Through more than 500 completed healthcare projects, we have learned that successful budget management is based on making effective incremental decisions throughout the process. To that end, we have developed project budgeting tools that manage the cumulative costs by closely tracking the impacts of project scope, schedule, contingencies, and other incremental choices. Critical steps to maintaining budget control include:
Establishing a significant, ongoing level of trust with all team members (owner, architect, contractor, cost estimator, etc.)
Creating an estimating budget management process that is transparent and provides detailed financial numbers to all participants
Using a consistent, shared tool for budgeting to estimate incrementally each piece at each phase, while understanding its impact on the total budget (see example of project budgeting process spreadsheet, at right)
Agreement among all parties upfront on the amount of each contingency (design contingency, estimating contingency, construction contingency), and how each will be used
Managing added alternatives as a “wish list” of specific items to pull out or add back, providing a buffer to meet final pricing goals
While number-crunching tools are crucial to effectively managing a project's budget, the most challenging aspect is establishing and maintaining clear communication with the entire team. Steps toward achieving this include:
Ensuring that all parties are listening to each other and regularly reviewing documents and assumptions
A strategy for progressive distribution of key project details to limit the potential for unpleasant surprises, often creating problems for hospital administrators responsible for communicating the capital budget to the board of directors
Initial budgeting using square foot numbers, evolving toward more detailed numbers as scope becomes better defined
Defining clear points for benchmarking during the process for reviewing each part of the budget in detail
Identifying possible added alternatives as individual line items to allow clear decision making about what is, and probably won't be, affordable within the overall budget
Case study: Good Samaritan Regional Hospital West Tower Addition, Corvallis, Oregon
Good Samaritan's existing facility, designed in 1973, was no longer supporting the quality of care and services that Good Samaritan wanted to provide to the community.
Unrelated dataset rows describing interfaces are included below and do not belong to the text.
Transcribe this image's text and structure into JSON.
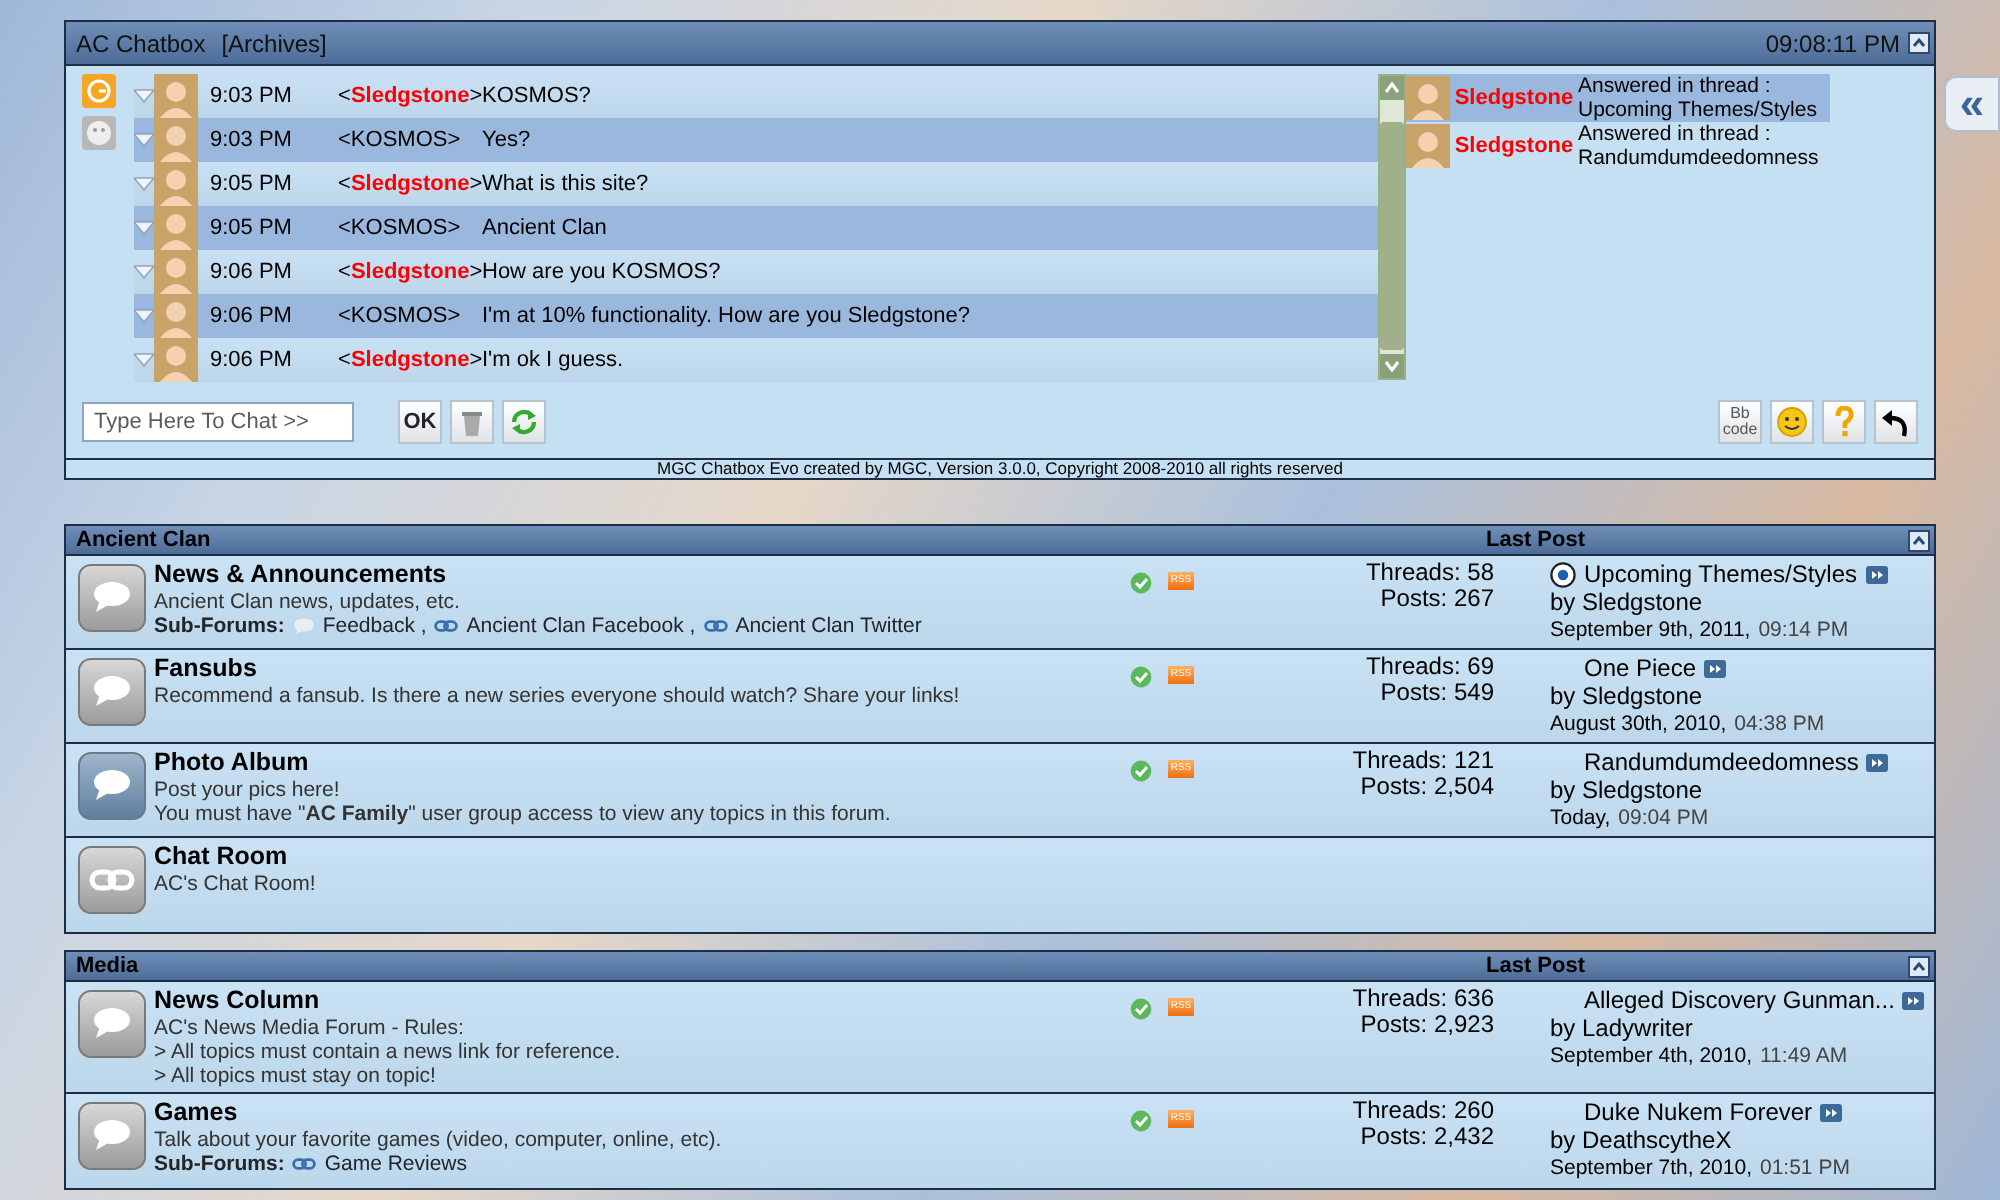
{
  "chatbox": {
    "title": "AC Chatbox",
    "archives_link": "[Archives]",
    "clock": "09:08:11 PM",
    "messages": [
      {
        "time": "9:03 PM",
        "user": "<**Sledgstone**>",
        "color": "#ff0000",
        "text": "KOSMOS?"
      },
      {
        "time": "9:03 PM",
        "user": "<KOSMOS>",
        "text": "Yes?"
      },
      {
        "time": "9:05 PM",
        "user": "<**Sledgstone**>",
        "color": "#ff0000",
        "text": "What is this site?"
      },
      {
        "time": "9:05 PM",
        "user": "<KOSMOS>",
        "text": "Ancient Clan"
      },
      {
        "time": "9:06 PM",
        "user": "<**Sledgstone**>",
        "color": "#ff0000",
        "text": "How are you KOSMOS?"
      },
      {
        "time": "9:06 PM",
        "user": "<KOSMOS>",
        "text": "I'm at 10% functionality. How are you Sledgstone?"
      },
      {
        "time": "9:06 PM",
        "user": "<**Sledgstone**>",
        "color": "#ff0000",
        "text": "I'm ok I guess."
      }
    ],
    "activity": [
      {
        "user": "Sledgstone",
        "color": "#ff0000",
        "action": "Answered in thread :",
        "thread": "Upcoming Themes/Styles",
        "selected": true
      },
      {
        "user": "Sledgstone",
        "color": "#ff0000",
        "action": "Answered in thread :",
        "thread": "Randumdumdeedomness",
        "selected": false
      }
    ],
    "input": {
      "placeholder": "Type Here To Chat >>"
    },
    "ok_button": "OK",
    "bbcode_button": "Bb code",
    "footer": "MGC Chatbox Evo created by MGC, Version 3.0.0, Copyright 2008-2010 all rights reserved"
  },
  "sidebar_toggle": "«",
  "categories": [
    {
      "title": "Ancient Clan",
      "last_post_heading": "Last Post",
      "forums": [
        {
          "kind": "forum",
          "new_posts": false,
          "title": "News & Announcements",
          "description": [
            "Ancient Clan news, updates, etc."
          ],
          "subforums_label": "Sub-Forums:",
          "subforums": [
            {
              "kind": "forum",
              "name": "Feedback ,"
            },
            {
              "kind": "link",
              "name": "Ancient Clan Facebook ,"
            },
            {
              "kind": "link",
              "name": "Ancient Clan Twitter"
            }
          ],
          "threads": "Threads: 58",
          "posts": "Posts: 267",
          "rss": "RSS",
          "last_post": {
            "thread_icon": true,
            "thread": "Upcoming Themes/Styles",
            "by": "by Sledgstone",
            "date": "September 9th, 2011,",
            "time": "09:14 PM"
          }
        },
        {
          "kind": "forum",
          "new_posts": false,
          "title": "Fansubs",
          "description": [
            "Recommend a fansub. Is there a new series everyone should watch? Share your links!"
          ],
          "threads": "Threads: 69",
          "posts": "Posts: 549",
          "rss": "RSS",
          "last_post": {
            "thread_icon": false,
            "thread": "One Piece",
            "by": "by Sledgstone",
            "date": "August 30th, 2010,",
            "time": "04:38 PM"
          }
        },
        {
          "kind": "forum",
          "new_posts": true,
          "title": "Photo Album",
          "description": [
            "Post your pics here!",
            "You must have \"**AC Family**\" user group access to view any topics in this forum."
          ],
          "threads": "Threads: 121",
          "posts": "Posts: 2,504",
          "rss": "RSS",
          "last_post": {
            "thread_icon": false,
            "thread": "Randumdumdeedomness",
            "by": "by Sledgstone",
            "date": "Today,",
            "time": "09:04 PM"
          }
        },
        {
          "kind": "link",
          "new_posts": false,
          "title": "Chat Room",
          "description": [
            "AC's Chat Room!"
          ]
        }
      ]
    },
    {
      "title": "Media",
      "last_post_heading": "Last Post",
      "forums": [
        {
          "kind": "forum",
          "new_posts": false,
          "title": "News Column",
          "description": [
            "AC's News Media Forum - Rules:",
            "> All topics must contain a news link for reference.",
            "> All topics must stay on topic!"
          ],
          "threads": "Threads: 636",
          "posts": "Posts: 2,923",
          "rss": "RSS",
          "last_post": {
            "thread_icon": false,
            "thread": "Alleged Discovery Gunman...",
            "by": "by Ladywriter",
            "date": "September 4th, 2010,",
            "time": "11:49 AM"
          }
        },
        {
          "kind": "forum",
          "new_posts": false,
          "title": "Games",
          "description": [
            "Talk about your favorite games (video, computer, online, etc)."
          ],
          "subforums_label": "Sub-Forums:",
          "subforums": [
            {
              "kind": "link",
              "name": "Game Reviews"
            }
          ],
          "threads": "Threads: 260",
          "posts": "Posts: 2,432",
          "rss": "RSS",
          "last_post": {
            "thread_icon": false,
            "thread": "Duke Nukem Forever",
            "by": "by DeathscytheX",
            "date": "September 7th, 2010,",
            "time": "01:51 PM"
          }
        }
      ]
    }
  ]
}
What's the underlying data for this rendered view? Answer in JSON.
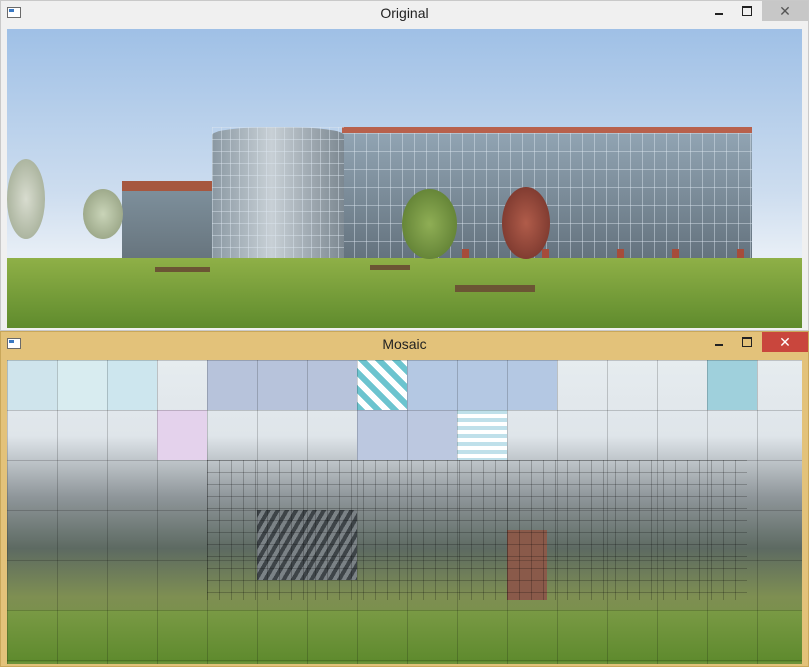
{
  "windows": [
    {
      "title": "Original"
    },
    {
      "title": "Mosaic"
    }
  ],
  "controls": {
    "close_glyph": "✕"
  }
}
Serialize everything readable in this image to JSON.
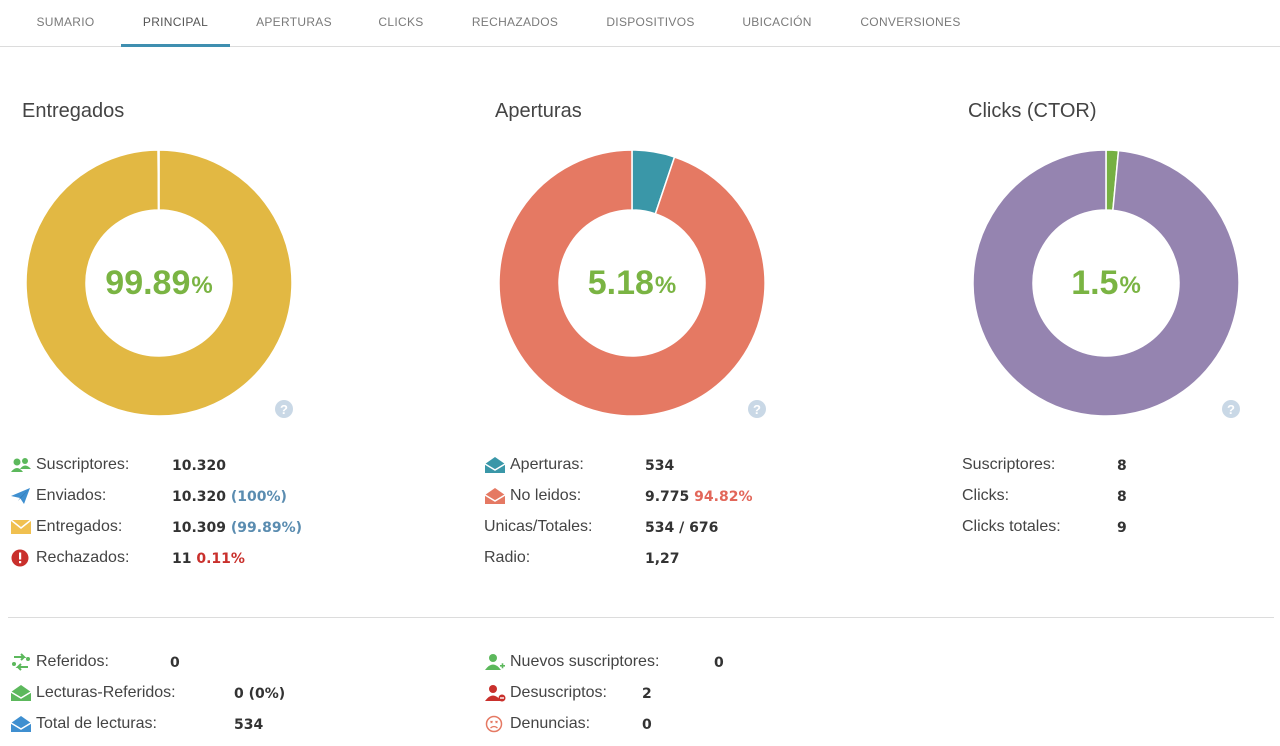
{
  "tabs": [
    {
      "label": "SUMARIO"
    },
    {
      "label": "PRINCIPAL"
    },
    {
      "label": "APERTURAS"
    },
    {
      "label": "CLICKS"
    },
    {
      "label": "RECHAZADOS"
    },
    {
      "label": "DISPOSITIVOS"
    },
    {
      "label": "UBICACIÓN"
    },
    {
      "label": "CONVERSIONES"
    }
  ],
  "active_tab": "PRINCIPAL",
  "cards": [
    {
      "title": "Entregados",
      "center_value": "99.89",
      "center_unit": "%",
      "fraction": 0.9989,
      "main_color": "#e2b843",
      "accent_color": "#ffffff",
      "stats": [
        {
          "icon": "users-icon",
          "label": "Suscriptores:",
          "value": "10.320",
          "extra": ""
        },
        {
          "icon": "paper-plane-icon",
          "label": "Enviados:",
          "value": "10.320",
          "extra": "(100%)"
        },
        {
          "icon": "envelope-icon",
          "label": "Entregados:",
          "value": "10.309",
          "extra": "(99.89%)"
        },
        {
          "icon": "exclamation-icon",
          "label": "Rechazados:",
          "value": "11",
          "extra": "0.11%"
        }
      ]
    },
    {
      "title": "Aperturas",
      "center_value": "5.18",
      "center_unit": "%",
      "fraction": 0.0518,
      "main_color": "#e57963",
      "accent_color": "#3a97a8",
      "stats": [
        {
          "icon": "open-envelope-icon",
          "label": "Aperturas:",
          "value": "534",
          "extra": ""
        },
        {
          "icon": "closed-envelope-icon",
          "label": "No leidos:",
          "value": "9.775",
          "extra": "94.82%"
        },
        {
          "icon": "",
          "label": "Unicas/Totales:",
          "value": "534 / 676",
          "extra": ""
        },
        {
          "icon": "",
          "label": "Radio:",
          "value": "1,27",
          "extra": ""
        }
      ]
    },
    {
      "title": "Clicks (CTOR)",
      "center_value": "1.5",
      "center_unit": "%",
      "fraction": 0.015,
      "main_color": "#9584b0",
      "accent_color": "#76b043",
      "stats": [
        {
          "icon": "",
          "label": "Suscriptores:",
          "value": "8",
          "extra": ""
        },
        {
          "icon": "",
          "label": "Clicks:",
          "value": "8",
          "extra": ""
        },
        {
          "icon": "",
          "label": "Clicks totales:",
          "value": "9",
          "extra": ""
        }
      ]
    }
  ],
  "bottom_left": [
    {
      "icon": "refer-icon",
      "label": "Referidos:",
      "value": "0"
    },
    {
      "icon": "open-envelope-green-icon",
      "label": "Lecturas-Referidos:",
      "value": "0 (0%)"
    },
    {
      "icon": "open-envelope-blue-icon",
      "label": "Total de lecturas:",
      "value": "534"
    }
  ],
  "bottom_right": [
    {
      "icon": "user-add-icon",
      "label": "Nuevos suscriptores:",
      "value": "0"
    },
    {
      "icon": "user-remove-icon",
      "label": "Desuscriptos:",
      "value": "2"
    },
    {
      "icon": "complaint-icon",
      "label": "Denuncias:",
      "value": "0"
    }
  ],
  "help_label": "?"
}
Since a replacement hospital was not affordable, Clark/Kjos had to find a way to reuse the existing towers as well as provide larger internal working areas and improved patient flow.
The client's strategic business plan for growth and renovation shifted significantly during the planning process. The mix of services that Good Samaritan initially envisioned didn't meet its proforma for financial performance. However, they liked the concept of adding a new wing between the two existing towers because it would provide more interior room to better accommodate the equipment and functions needed for a modern healthcare environment. The existing units could be renovated to fit with the new addition, providing a cohesive model for better patient care. The resulting larger floor plates would fully utilize existing patient floors, allowing for expansion of emergency and critical care units, maximizing the value of limited high-dollar hospital space.
During the project's design phase, construction cost acceleration was averaging 12% per annum. Clark/Kjos managed a disciplined budget management process that started at the strategic level by asking the client:
Does this fit your goals, and can you afford it?
If not, why are we doing it?